Layer 0 of the Big Data Stack: Redundant Physical Infrastructure
At the lowest level of the big data stack is the physical infrastructure. Your company might already have a data center or made investments in physical infrastructures, so you’re going to want to find a way to use the existing assets.
Big data implementations have very specific requirements on all elements in the reference architecture, so you need to examine these requirements on a layer-by-layer basis to ensure that your implementation will perform and scale according to the demands of your business.
A prioritized list of big data principles should include statements about the following:
Performance: How responsive do you need the system to be? Performance, also called latency, is often measured end to end, based on a single transaction or query request.
Availability: Do you need a 100 percent uptime guarantee of service? How long can your business wait in the case of a service interruption or failure?
Scalability: How big does your infrastructure need to be? How much disk space is needed today and in the future? How much computing power do you need? Typically, you need to decide what you need and then add a little more scale for unexpected challenges.
Flexibility: How quickly can you add more resources to the infrastructure? How quickly can your infrastructure recover from failures?
Cost: What can you afford? Because the infrastructure is a set of components, you might be able to buy the best networking and decide to save money on storage. You need to establish requirements for each of these areas in the context of an overall budget and then make trade-offs where necessary.

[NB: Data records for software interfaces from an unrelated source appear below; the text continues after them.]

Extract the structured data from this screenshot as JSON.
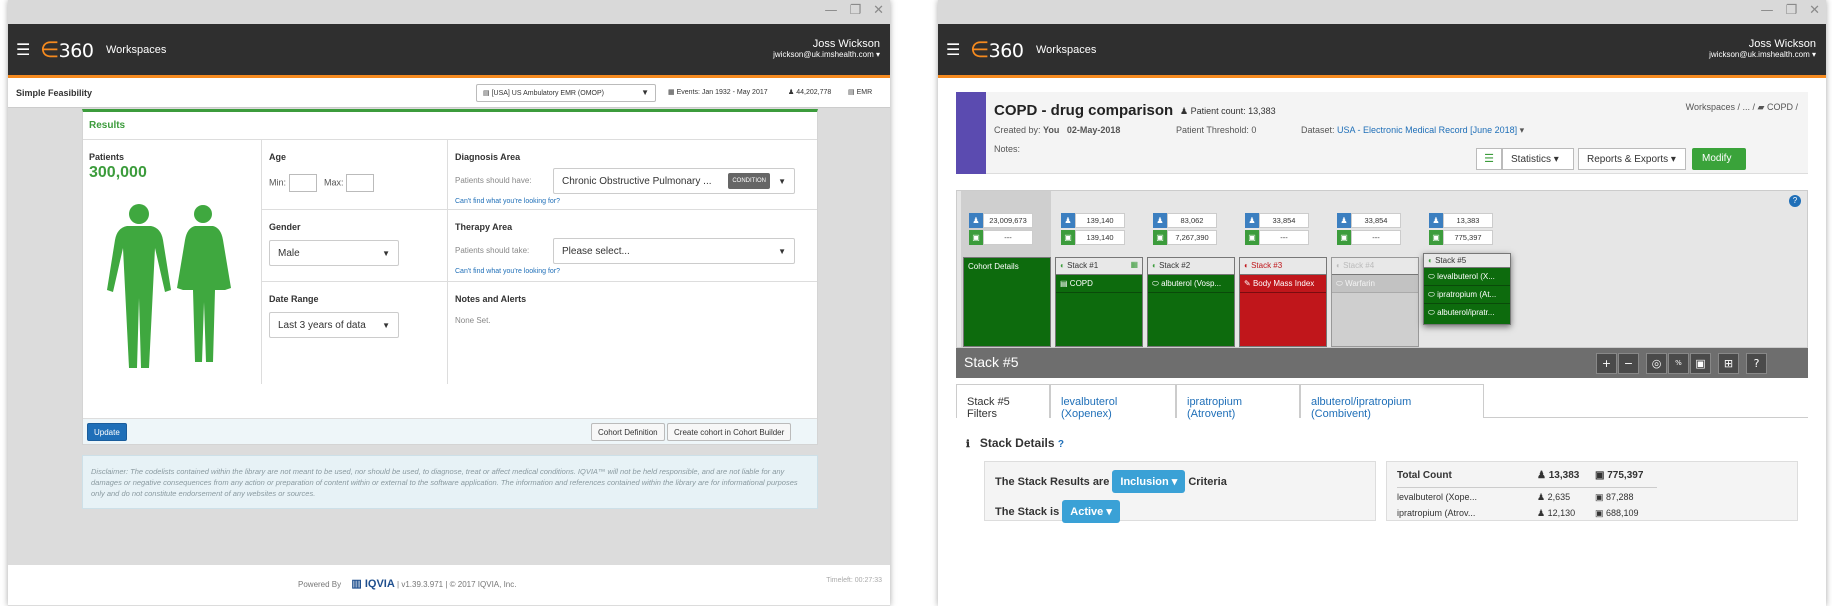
{
  "app": {
    "logo": "360",
    "workspaces": "Workspaces",
    "user_name": "Joss Wickson",
    "user_email": "jwickson@uk.imshealth.com"
  },
  "win1": {
    "page_title": "Simple Feasibility",
    "dataset": "[USA] US Ambulatory EMR (OMOP)",
    "events": "Events: Jan 1932 - May 2017",
    "patients_total": "44,202,778",
    "emr": "EMR",
    "results_title": "Results",
    "patients_label": "Patients",
    "patients_value": "300,000",
    "age_label": "Age",
    "min_label": "Min:",
    "max_label": "Max:",
    "gender_label": "Gender",
    "gender_value": "Male",
    "date_label": "Date Range",
    "date_value": "Last 3 years of data",
    "diag_label": "Diagnosis Area",
    "diag_hint": "Patients should have:",
    "diag_value": "Chronic Obstructive Pulmonary ...",
    "diag_badge": "CONDITION",
    "cant_find": "Can't find what you're looking for?",
    "therapy_label": "Therapy Area",
    "therapy_hint": "Patients should take:",
    "therapy_value": "Please select...",
    "notes_label": "Notes and Alerts",
    "notes_value": "None Set.",
    "update_btn": "Update",
    "cohort_def_btn": "Cohort Definition",
    "create_cohort_btn": "Create cohort in Cohort Builder",
    "disclaimer": "Disclaimer: The codelists contained within the library are not meant to be used, nor should be used, to diagnose, treat or affect medical conditions. IQVIA™ will not be held responsible, and are not liable for any damages or negative consequences from any action or preparation of content within or external to the software application. The information and references contained within the library are for informational purposes only and do not constitute endorsement of any websites or sources.",
    "powered_by": "Powered By",
    "iqvia": "IQVIA",
    "version": "| v1.39.3.971 | © 2017 IQVIA, Inc.",
    "timeleft": "Timeleft: 00:27:33"
  },
  "win2": {
    "title": "COPD - drug comparison",
    "patient_count": "Patient count: 13,383",
    "created_by_label": "Created by:",
    "created_by": "You",
    "created_date": "02-May-2018",
    "threshold": "Patient Threshold: 0",
    "dataset_label": "Dataset:",
    "dataset": "USA - Electronic Medical Record [June 2018]",
    "notes": "Notes:",
    "breadcrumb_ws": "Workspaces  /  ...  /",
    "breadcrumb_copd": "COPD /",
    "stats_btn": "Statistics",
    "reports_btn": "Reports & Exports",
    "modify_btn": "Modify",
    "cohort_details": "Cohort Details",
    "counts": [
      {
        "p": "23,009,673",
        "t": "---"
      },
      {
        "p": "139,140",
        "t": "139,140"
      },
      {
        "p": "83,062",
        "t": "7,267,390"
      },
      {
        "p": "33,854",
        "t": "---"
      },
      {
        "p": "33,854",
        "t": "---"
      },
      {
        "p": "13,383",
        "t": "775,397"
      }
    ],
    "stack1": "Stack #1",
    "stack1_item": "COPD",
    "stack2": "Stack #2",
    "stack2_item": "albuterol (Vosp...",
    "stack3": "Stack #3",
    "stack3_item": "Body Mass Index",
    "stack4": "Stack #4",
    "stack4_item": "Warfarin",
    "stack5": "Stack #5",
    "stack5_items": [
      "levalbuterol (X...",
      "ipratropium (At...",
      "albuterol/ipratr..."
    ],
    "stack_bar": "Stack #5",
    "tabs": [
      "Stack #5 Filters",
      "levalbuterol (Xopenex)",
      "ipratropium (Atrovent)",
      "albuterol/ipratropium (Combivent)"
    ],
    "stack_details": "Stack Details",
    "results_are": "The Stack Results are",
    "inclusion": "Inclusion",
    "criteria": "Criteria",
    "stack_is": "The Stack is",
    "active": "Active",
    "total_count": "Total Count",
    "total_p": "13,383",
    "total_t": "775,397",
    "rows": [
      {
        "name": "levalbuterol (Xope...",
        "p": "2,635",
        "t": "87,288"
      },
      {
        "name": "ipratropium (Atrov...",
        "p": "12,130",
        "t": "688,109"
      }
    ]
  },
  "colors": {
    "accent": "#f58a1f",
    "green": "#3c9c3c",
    "stack_green": "#0d6b0d",
    "red": "#c0161b",
    "purple": "#5b4bb0"
  }
}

As big data is all about high-velocity, high-volume, and high-data variety, the physical infrastructure will literally make or break the implementation. Most big data implementations need to be highly available, so the networks, servers, and physical storage must be both resilient and redundant. Resiliency and redundancy are interrelated.
An infrastructure, or a system, is resilient to failure or changes when sufficient redundant resources are in place, ready to jump into action. Redundancy ensures that such a malfunction won’t cause an outage. Resiliency helps to eliminate single points of failure in your infrastructure.
In large data centers with business continuity requirements, most of the redundancy is in place and can be leveraged to create a big data environment. In new implementations, the designers have the responsibility to map the deployment to the needs of the business based on costs and performance.
This means that the technical and operational complexity is masked behind a collection of services, each with specific terms for performance, availability, recovery, and so on. These terms are described in service-level agreements (SLAs) and are usually negotiated between the service provider and the customer, with penalties for noncompliance.
In effect, this creates a virtual data center. Even with this approach, you should still know what is needed to build and run a big data deployment so that you can make the most appropriate selections from the available service offerings. Despite having an SLA, your organization still has the ultimate responsibility for performance.
Physical redundant big data networks
Networks should be redundant and must have enough capacity to accommodate the anticipated volume and velocity of the inbound and outbound data in addition to the normal network traffic experienced by the business. As you begin making big data an integral part of your computing strategy, it is reasonable to expect volume and velocity to increase.
Infrastructure designers should plan for these expected increases and try to create physical implementations that are elastic. As network traffic ebbs and flows, so too does the set of physical assets associated with the implementation. Your infrastructure should offer monitoring capabilities so that operators can react when more resources are required to address changes in workloads.
Manage big data hardware: Storage and servers
Likewise, the hardware (storage and server) assets must have sufficient speed and capacity to handle all expected big data capabilities. It’s of little use to have a high-speed network with slow servers because the servers will most likely become a bottleneck. However, a very fast set of storage and compute servers can overcome variable network performance. Of course, nothing will work properly if network performance is poor or unreliable.
Big data infrastructure operations
Another important design consideration is infrastructure operations management. The greatest levels of performance and flexibility will be present only in a well-managed environment. Data center managers need to be able to anticipate and prevent catastrophic failures so that the integrity of the data, and by extension the business processes, is maintained. IT organizations often overlook and therefore underinvest in this area.